From Beethoven to Woody Allen, from Leo Tolstoy to Charles Dickens and John Updike, here are artists on how they create (and avoid creating) their works. Writers, composers, painters, choreographers, playwrights, philosophers, caricaturists, comedians, poets, sculptors and scientists consider how they work in letters, diaries and interviews compiled and edited by Mason Currey.
Oliver Sacks investigates the types, physiological sources and cultural resonances of hallucinations, tracing everything from intoxication to the manifestations of injury and illness.
Prejudice toward others is often an unconscious part of the human psyche, according to the authors, who analyze the science behind biased feelings while sharing guidelines for identifying and learning from hidden prejudices.

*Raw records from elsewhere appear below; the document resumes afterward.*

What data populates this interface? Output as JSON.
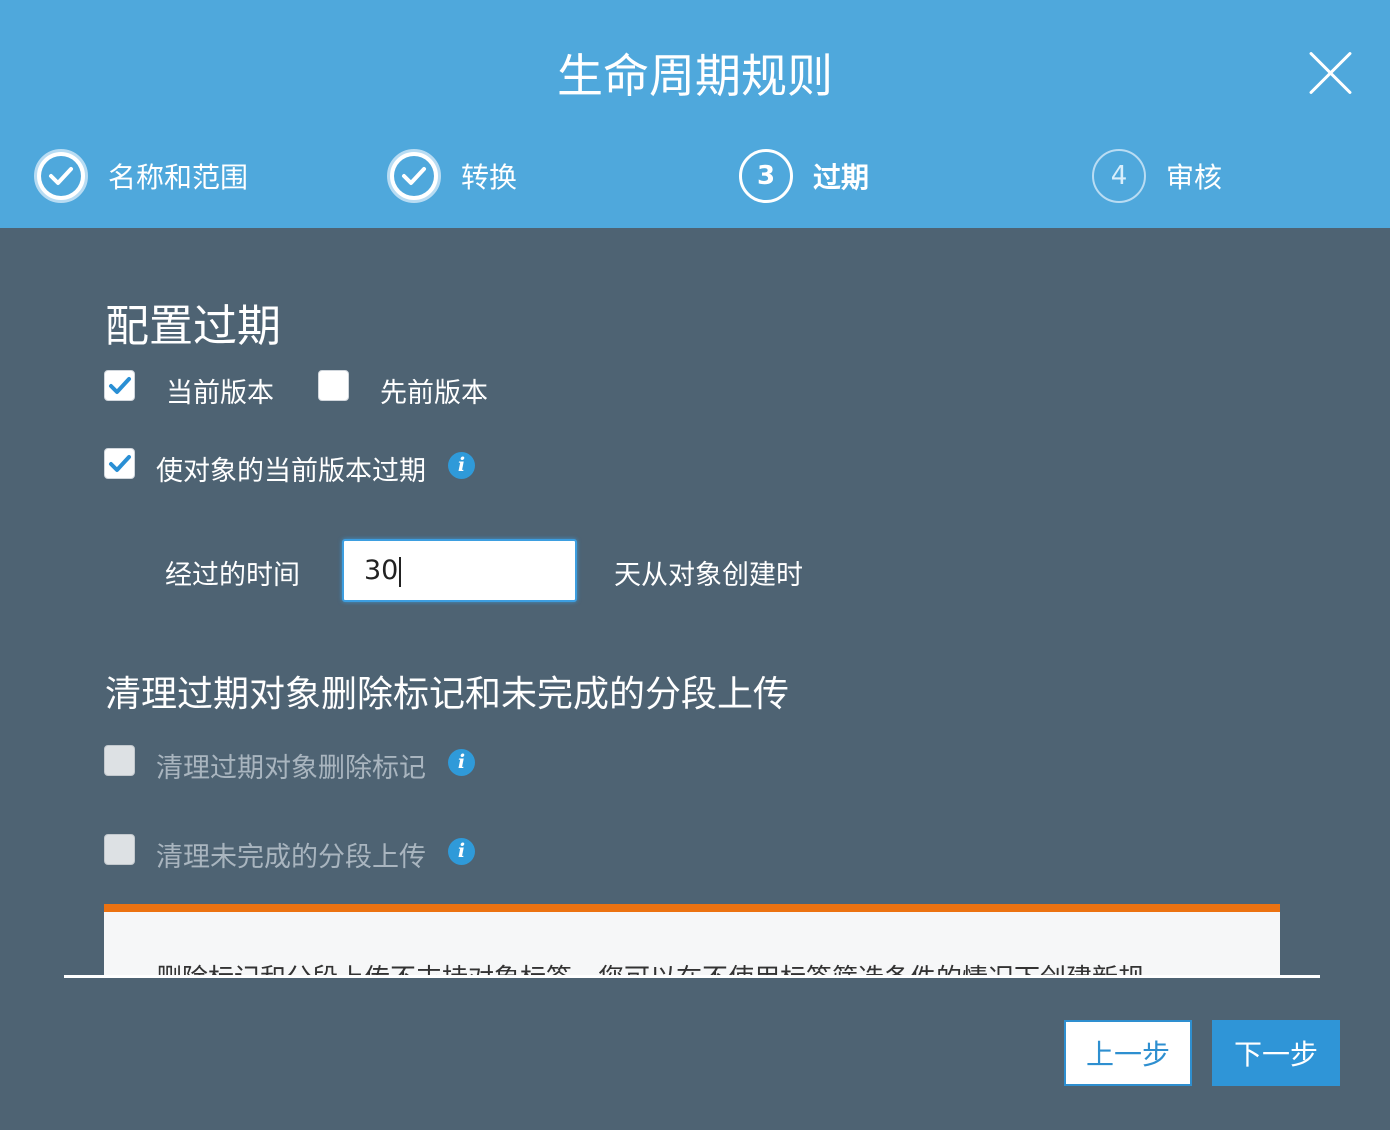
{
  "dialog": {
    "title": "生命周期规则"
  },
  "steps": [
    {
      "number": "1",
      "label": "名称和范围",
      "state": "done"
    },
    {
      "number": "2",
      "label": "转换",
      "state": "done"
    },
    {
      "number": "3",
      "label": "过期",
      "state": "current"
    },
    {
      "number": "4",
      "label": "审核",
      "state": "pending"
    }
  ],
  "configure": {
    "title": "配置过期",
    "current_version": {
      "label": "当前版本",
      "checked": true
    },
    "previous_version": {
      "label": "先前版本",
      "checked": false
    },
    "expire_current": {
      "label": "使对象的当前版本过期",
      "checked": true
    },
    "elapsed_label": "经过的时间",
    "days_value": "30",
    "days_suffix": "天从对象创建时"
  },
  "cleanup": {
    "title": "清理过期对象删除标记和未完成的分段上传",
    "delete_markers": {
      "label": "清理过期对象删除标记",
      "checked": false,
      "disabled": true
    },
    "multipart": {
      "label": "清理未完成的分段上传",
      "checked": false,
      "disabled": true
    }
  },
  "warning": {
    "text": "删除标记和分段上传不支持对象标签。您可以在不使用标签筛选条件的情况下创建新规"
  },
  "buttons": {
    "previous": "上一步",
    "next": "下一步"
  },
  "colors": {
    "header": "#4fa8dc",
    "body": "#4e6373",
    "accent": "#2f95d7",
    "warning": "#ec7211"
  }
}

A cardiologist and a science writer present a revelatory understanding of what animals can teach us about the human body and mind, exploring how animal and human commonality can be used to diagnose, treat, and heal patients of all species.
A Pulitzer Prize-winning scientist weaves together letters that highlight his childhood, career and why he became a biologist, in the hopes of inspiring today's young people into similar pursuits.
Through research and patient narratives, health writer Laurie Edwards explores patient rights, the role of social media in medical advocacy, the origins of our attitudes about chronic illness.
Combining personal stories and experiences with cutting edge research approaches, the author of Beautiful Boy describes a new way of treating substance addiction, as well as accompanying mental illnesses.